Prompt: In the data below, which lines hold the word "Times"? Copy them.

Exercise data:
%%

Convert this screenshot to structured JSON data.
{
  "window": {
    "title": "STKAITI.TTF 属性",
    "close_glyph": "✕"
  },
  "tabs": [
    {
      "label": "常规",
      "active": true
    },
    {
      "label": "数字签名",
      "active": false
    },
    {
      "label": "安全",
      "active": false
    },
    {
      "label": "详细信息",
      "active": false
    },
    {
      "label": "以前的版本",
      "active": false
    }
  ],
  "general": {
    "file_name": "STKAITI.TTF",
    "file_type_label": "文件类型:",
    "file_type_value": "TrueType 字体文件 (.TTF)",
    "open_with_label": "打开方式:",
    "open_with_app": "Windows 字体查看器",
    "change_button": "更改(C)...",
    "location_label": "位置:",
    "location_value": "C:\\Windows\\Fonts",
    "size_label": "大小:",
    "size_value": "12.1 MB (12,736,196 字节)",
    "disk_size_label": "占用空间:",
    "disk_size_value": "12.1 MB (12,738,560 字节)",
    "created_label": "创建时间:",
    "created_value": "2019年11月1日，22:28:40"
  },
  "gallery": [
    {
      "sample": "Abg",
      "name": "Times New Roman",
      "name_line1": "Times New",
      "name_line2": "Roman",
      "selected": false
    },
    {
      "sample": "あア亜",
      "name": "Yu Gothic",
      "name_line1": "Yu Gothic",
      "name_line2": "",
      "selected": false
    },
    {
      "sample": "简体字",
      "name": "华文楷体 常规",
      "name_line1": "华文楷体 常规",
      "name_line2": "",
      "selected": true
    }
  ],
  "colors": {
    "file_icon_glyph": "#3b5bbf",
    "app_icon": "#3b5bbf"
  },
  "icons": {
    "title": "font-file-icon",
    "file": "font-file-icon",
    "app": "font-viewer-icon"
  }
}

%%

Answer to this exercise:
      "name": "Times New Roman",
      "name_line1": "Times New",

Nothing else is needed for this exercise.